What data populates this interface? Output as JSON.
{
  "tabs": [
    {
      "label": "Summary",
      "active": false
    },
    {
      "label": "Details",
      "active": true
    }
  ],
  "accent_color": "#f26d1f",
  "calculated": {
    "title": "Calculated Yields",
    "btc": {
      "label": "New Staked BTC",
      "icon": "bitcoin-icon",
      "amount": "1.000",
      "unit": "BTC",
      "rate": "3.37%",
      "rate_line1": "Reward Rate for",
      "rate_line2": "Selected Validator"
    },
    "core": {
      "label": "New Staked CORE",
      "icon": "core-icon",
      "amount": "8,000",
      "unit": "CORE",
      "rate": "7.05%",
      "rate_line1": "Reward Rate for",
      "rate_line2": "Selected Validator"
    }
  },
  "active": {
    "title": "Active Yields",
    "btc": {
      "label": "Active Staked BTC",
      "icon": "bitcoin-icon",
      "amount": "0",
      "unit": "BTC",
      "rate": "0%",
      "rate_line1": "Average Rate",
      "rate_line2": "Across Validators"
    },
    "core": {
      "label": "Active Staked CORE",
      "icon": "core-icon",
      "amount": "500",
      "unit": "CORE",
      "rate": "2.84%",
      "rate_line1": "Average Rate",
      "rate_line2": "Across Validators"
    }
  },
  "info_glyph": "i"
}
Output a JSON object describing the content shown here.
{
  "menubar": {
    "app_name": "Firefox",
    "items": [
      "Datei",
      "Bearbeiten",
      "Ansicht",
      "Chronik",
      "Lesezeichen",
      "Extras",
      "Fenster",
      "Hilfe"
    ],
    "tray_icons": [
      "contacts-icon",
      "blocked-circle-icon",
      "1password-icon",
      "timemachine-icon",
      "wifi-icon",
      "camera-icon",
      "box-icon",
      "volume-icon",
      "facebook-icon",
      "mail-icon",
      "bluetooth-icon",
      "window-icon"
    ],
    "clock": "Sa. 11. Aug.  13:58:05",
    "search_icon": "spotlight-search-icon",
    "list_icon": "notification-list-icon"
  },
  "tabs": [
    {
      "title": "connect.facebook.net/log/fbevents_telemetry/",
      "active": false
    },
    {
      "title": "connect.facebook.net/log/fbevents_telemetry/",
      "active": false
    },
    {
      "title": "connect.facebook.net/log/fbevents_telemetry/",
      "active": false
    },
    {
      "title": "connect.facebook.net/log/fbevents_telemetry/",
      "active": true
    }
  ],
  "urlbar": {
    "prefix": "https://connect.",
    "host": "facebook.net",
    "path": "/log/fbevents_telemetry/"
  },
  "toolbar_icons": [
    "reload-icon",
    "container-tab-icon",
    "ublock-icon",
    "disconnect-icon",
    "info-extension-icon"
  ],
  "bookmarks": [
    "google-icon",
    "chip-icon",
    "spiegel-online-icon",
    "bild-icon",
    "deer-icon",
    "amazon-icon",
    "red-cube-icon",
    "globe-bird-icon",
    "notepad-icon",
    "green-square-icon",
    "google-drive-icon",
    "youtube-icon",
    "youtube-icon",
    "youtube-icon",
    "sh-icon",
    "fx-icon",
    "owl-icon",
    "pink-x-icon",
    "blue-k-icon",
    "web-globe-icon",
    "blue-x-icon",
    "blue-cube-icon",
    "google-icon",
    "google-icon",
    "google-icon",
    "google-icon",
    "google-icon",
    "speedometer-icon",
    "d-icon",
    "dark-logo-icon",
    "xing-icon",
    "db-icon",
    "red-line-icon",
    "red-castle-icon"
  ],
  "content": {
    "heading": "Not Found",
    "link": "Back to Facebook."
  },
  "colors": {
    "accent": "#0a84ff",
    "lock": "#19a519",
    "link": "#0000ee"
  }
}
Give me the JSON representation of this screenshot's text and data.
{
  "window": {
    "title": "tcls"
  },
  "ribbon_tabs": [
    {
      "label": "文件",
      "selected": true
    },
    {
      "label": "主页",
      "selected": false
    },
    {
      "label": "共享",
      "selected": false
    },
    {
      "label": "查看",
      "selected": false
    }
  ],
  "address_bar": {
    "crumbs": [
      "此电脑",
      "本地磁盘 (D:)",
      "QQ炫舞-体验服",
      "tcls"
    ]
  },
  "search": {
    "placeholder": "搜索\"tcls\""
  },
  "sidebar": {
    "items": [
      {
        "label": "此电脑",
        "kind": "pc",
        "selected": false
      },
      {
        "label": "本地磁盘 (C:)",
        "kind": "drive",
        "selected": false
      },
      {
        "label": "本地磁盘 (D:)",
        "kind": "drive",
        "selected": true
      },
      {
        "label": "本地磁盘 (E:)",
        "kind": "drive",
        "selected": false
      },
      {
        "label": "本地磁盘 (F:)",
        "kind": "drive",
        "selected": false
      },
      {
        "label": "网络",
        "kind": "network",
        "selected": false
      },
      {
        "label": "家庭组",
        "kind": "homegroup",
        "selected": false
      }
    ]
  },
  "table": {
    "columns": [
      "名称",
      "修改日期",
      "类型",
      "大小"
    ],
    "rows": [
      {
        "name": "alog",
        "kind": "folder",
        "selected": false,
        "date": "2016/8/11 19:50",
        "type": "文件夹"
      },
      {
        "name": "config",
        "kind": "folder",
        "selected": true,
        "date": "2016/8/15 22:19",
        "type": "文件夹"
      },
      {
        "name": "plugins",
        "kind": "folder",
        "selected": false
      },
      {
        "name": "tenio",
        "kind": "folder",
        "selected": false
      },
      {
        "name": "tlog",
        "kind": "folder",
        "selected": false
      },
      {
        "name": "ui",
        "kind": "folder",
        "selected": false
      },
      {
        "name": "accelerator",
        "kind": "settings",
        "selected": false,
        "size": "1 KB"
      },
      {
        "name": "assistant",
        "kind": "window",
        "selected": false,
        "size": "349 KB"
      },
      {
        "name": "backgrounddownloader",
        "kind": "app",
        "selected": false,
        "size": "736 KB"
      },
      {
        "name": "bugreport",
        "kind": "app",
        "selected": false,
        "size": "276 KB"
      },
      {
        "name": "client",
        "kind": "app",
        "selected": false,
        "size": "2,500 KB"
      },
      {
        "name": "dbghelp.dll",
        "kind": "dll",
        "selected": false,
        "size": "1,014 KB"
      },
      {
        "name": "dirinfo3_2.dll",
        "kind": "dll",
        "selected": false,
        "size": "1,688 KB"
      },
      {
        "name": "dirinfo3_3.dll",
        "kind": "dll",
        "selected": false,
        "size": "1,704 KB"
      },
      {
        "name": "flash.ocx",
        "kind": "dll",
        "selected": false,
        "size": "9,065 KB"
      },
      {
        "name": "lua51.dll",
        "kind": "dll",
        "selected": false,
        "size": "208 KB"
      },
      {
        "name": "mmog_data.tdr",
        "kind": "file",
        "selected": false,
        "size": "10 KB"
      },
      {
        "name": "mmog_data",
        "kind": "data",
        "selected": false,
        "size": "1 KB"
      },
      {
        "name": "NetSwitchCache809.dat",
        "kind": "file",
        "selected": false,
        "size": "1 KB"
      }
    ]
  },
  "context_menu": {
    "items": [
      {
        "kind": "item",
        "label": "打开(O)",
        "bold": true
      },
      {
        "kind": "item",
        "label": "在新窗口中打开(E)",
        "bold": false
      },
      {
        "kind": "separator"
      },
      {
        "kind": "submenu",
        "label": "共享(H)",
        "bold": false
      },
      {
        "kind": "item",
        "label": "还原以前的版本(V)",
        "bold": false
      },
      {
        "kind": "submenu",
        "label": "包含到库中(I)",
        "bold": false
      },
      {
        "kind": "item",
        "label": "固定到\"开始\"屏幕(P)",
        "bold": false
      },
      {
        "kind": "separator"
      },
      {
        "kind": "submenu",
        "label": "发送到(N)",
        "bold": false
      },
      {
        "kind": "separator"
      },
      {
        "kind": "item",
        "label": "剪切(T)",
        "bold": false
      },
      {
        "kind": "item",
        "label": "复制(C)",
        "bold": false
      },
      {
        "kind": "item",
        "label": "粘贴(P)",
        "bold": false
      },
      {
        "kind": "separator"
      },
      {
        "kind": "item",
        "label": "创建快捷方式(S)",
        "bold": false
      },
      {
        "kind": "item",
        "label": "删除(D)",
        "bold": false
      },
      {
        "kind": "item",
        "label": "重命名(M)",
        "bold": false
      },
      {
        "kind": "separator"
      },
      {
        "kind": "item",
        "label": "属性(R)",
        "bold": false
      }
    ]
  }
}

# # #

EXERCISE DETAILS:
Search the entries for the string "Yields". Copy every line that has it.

ANSWER BOX:
    "title": "Calculated Yields",
    "title": "Active Yields",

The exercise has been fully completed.